A couple of days ago I posted an article titled, What Difference Does it Make?  The main topic was a book about indifferentism and the loss of faith it produces.  When we relativize the truth and say it is stretchable or deniable, we are not being inclusive or tolerant, we are saying goodbye to any and all conviction that there is a right and a wrong.  With religion there is only ONE truth and to comfort yourself and particularly your children with the idea that all religion is good is a very dangerous thing.  You may think your children will appreciate you for teaching them how to get along as "global citizens," but what you will have done is teach them it doesn't matter if you are a Catholic or not, because your Muslim friends are just as ok as we are, that it is up to you to decide whether religion, any religion is something you want to embrace or not. 

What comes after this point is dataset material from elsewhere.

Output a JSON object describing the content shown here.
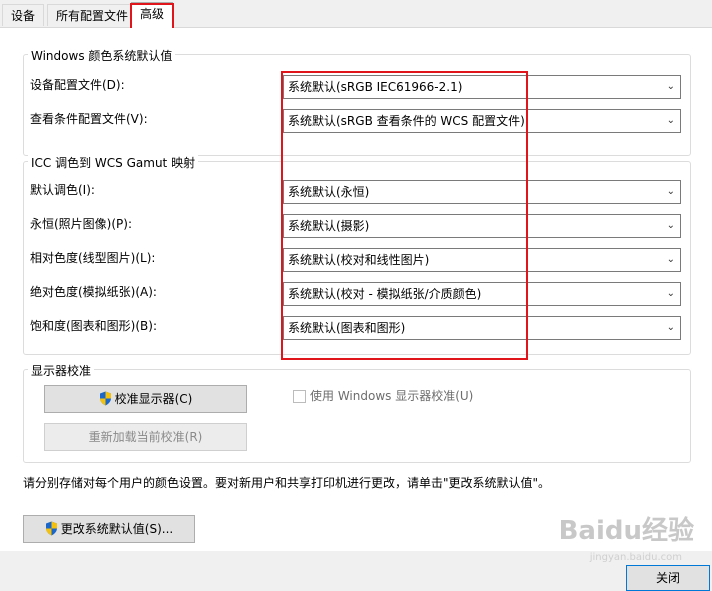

This second link is to a story about a book on communism written for kids to tell them how wonderful it can be.  Yes, you read that right.  It is for sale now on Amazon in paperback for $11.65.  This is evil and it is poisonous.  How long will it be before a copy shows up in your child's school library?  How long before it is required reading?  How long before your child tells you about reading it aloud in social studies class?
I am currently reading Animal Farm over the phone with my sixth grade grandson, one chapter at a time.   We are also reading a series of books called Wicked History published by Scholastic.  So far we have read one on Mao and another on Hitler.  Stalin is next. 
Be the one to teach them
These little books are wonderful because they don't sugar coat the truth.  They tell it in a way a young person can understand and come to recognize what is evil about certain people, events, and ideologies.  The books are detailed enough to be informative, but short enough to not intimidate a child by the size or length.  I highly recommend them at this point, since I have not found any that disappoint me. 

Sooner or later all our children will have to face the truth of this world, but it is better they heard the real story from us than from those who spread propaganda, lies and deceit.  I wish I could say, I raised my kids and it is no longer my responsibility, but I'm not willing to leave it to chance that the ones I love will be somehow magically saved from the  snares of the devil who is forever on the prowl.  Our kids and grandkids are not likely to starve from lack of food, but only if we do our job as parents and grandparents will they escape the starvation of their soul. 

3 comments:

Karen said...

Do you think a 9 year old is old enough for these? Also how do you read together over the phone? Do you each have a copy?

Chriss Rainey said...

My granson and I each have a copy of tbe book Animal Farm. The Wicked History books he reads aloud to his mother when she is driving or cooking dinner so she is there to explain or clarify. Yes, a 9 yr. Old could read them. There is a vocabulary list with definitions, pictures, and a few sidebars which break up the chapters and keep it interesting.

Anna Everskemper said...

In the sixties my brother and I were those children. At 5 I was taking not so good care of my 4-year younger brother. Mum was leaving to work at 5:45 am and was back around 5pm, and if the bus was late which used to occur on regular basis, after 6pm. She was too tired to do anything with us. Finally, we went to school. Despite "morning prayers" to communism, to people's republic, we managed to keep our faith. Just. Thanks to my mum's persistence to send us to weekly catechism lessons. We did not have any religious books. As a matter of fact books were rarity, apart of the great works of Lenin. Hence, once every few months my mum would get an hour earlier to come to our catechism class and write all lessons, so could learn at home.
Happy mother's day!